BRIEF: Using the records below, locate all lines containing "DiskManagement" and return them.

=== Section Start ===

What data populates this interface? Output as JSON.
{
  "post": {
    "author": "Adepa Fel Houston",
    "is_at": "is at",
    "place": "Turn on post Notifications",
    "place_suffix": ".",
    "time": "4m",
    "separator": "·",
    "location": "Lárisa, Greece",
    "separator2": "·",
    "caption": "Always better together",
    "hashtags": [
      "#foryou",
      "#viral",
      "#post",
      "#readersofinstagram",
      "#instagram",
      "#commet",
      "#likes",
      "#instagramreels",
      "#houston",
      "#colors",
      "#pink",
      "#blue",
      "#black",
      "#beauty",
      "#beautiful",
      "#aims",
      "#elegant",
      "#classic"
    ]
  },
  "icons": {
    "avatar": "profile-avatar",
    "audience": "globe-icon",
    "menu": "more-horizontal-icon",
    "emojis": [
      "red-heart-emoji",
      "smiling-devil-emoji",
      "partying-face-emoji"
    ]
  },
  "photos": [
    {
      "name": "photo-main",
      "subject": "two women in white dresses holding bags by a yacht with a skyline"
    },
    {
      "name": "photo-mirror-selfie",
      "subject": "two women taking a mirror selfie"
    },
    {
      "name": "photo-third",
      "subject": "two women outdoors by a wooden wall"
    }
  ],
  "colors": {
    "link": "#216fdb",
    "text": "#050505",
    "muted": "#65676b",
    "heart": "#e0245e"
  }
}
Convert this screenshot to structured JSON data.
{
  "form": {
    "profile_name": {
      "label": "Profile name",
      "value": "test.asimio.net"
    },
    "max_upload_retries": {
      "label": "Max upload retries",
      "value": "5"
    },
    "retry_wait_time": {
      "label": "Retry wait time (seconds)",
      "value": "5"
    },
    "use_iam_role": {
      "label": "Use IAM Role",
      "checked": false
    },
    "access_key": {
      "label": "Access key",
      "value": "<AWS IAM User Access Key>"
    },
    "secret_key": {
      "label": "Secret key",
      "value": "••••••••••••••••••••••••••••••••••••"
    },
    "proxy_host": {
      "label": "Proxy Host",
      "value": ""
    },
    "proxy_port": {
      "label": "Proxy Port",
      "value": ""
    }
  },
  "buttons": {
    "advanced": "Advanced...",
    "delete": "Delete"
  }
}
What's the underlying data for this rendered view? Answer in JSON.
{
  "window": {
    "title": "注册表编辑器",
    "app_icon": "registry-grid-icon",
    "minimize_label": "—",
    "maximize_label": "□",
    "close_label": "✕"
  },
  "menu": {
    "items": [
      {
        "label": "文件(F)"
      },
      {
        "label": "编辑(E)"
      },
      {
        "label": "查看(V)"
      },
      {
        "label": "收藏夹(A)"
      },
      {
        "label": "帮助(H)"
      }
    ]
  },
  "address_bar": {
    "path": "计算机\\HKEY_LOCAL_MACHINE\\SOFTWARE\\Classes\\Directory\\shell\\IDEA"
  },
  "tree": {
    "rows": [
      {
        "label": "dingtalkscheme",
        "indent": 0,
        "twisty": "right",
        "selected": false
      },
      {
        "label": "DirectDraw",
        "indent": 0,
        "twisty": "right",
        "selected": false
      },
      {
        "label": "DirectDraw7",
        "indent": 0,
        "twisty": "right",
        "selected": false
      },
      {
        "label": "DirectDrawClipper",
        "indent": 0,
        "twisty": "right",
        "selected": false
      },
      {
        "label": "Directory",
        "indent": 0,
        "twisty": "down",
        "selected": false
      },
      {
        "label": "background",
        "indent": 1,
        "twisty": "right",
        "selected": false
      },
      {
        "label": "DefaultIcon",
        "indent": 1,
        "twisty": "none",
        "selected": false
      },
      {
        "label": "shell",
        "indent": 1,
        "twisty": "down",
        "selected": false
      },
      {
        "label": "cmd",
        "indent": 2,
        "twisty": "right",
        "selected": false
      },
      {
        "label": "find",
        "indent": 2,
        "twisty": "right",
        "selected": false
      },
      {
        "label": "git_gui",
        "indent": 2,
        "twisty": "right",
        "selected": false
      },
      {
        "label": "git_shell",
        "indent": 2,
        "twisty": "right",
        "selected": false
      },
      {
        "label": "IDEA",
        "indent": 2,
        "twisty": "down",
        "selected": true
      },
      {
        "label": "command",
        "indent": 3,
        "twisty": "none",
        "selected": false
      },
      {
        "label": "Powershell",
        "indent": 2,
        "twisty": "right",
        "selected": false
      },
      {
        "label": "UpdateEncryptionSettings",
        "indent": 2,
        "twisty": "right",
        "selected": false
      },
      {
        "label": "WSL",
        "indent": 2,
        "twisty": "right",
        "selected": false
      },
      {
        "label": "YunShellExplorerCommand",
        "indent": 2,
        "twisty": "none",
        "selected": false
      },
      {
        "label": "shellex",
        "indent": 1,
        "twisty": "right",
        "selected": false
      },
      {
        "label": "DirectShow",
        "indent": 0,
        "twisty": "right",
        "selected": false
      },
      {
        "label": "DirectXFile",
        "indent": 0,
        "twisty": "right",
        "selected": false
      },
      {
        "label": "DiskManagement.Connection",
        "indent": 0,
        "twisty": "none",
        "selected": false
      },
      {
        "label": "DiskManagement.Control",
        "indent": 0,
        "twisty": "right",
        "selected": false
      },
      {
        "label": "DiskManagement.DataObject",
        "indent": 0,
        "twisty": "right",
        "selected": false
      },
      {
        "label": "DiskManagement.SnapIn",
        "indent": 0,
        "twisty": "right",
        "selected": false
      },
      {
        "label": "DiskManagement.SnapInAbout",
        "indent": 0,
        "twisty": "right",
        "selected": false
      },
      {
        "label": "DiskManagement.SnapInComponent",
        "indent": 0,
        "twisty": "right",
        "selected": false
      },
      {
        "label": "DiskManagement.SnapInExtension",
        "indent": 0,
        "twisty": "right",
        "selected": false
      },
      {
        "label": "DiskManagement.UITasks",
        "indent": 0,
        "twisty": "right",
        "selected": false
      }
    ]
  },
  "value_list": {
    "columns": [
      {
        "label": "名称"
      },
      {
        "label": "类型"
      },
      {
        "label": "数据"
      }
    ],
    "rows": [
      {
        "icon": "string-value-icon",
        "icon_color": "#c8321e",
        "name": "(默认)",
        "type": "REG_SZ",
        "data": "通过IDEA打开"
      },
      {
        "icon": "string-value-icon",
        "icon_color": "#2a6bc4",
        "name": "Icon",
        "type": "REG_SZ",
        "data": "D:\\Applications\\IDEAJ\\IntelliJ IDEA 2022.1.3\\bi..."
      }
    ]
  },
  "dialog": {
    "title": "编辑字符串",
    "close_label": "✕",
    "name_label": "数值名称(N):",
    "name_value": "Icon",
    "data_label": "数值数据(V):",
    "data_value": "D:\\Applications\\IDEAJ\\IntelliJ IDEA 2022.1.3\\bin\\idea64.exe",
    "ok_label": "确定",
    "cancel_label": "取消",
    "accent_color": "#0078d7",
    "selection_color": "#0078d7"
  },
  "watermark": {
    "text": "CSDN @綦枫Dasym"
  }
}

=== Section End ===

RESPONSE FOR THIS EXERCISE:
        "label": "DiskManagement.Connection",
        "label": "DiskManagement.Control",
        "label": "DiskManagement.DataObject",
        "label": "DiskManagement.SnapIn",
        "label": "DiskManagement.SnapInAbout",
        "label": "DiskManagement.SnapInComponent",
        "label": "DiskManagement.SnapInExtension",
        "label": "DiskManagement.UITasks",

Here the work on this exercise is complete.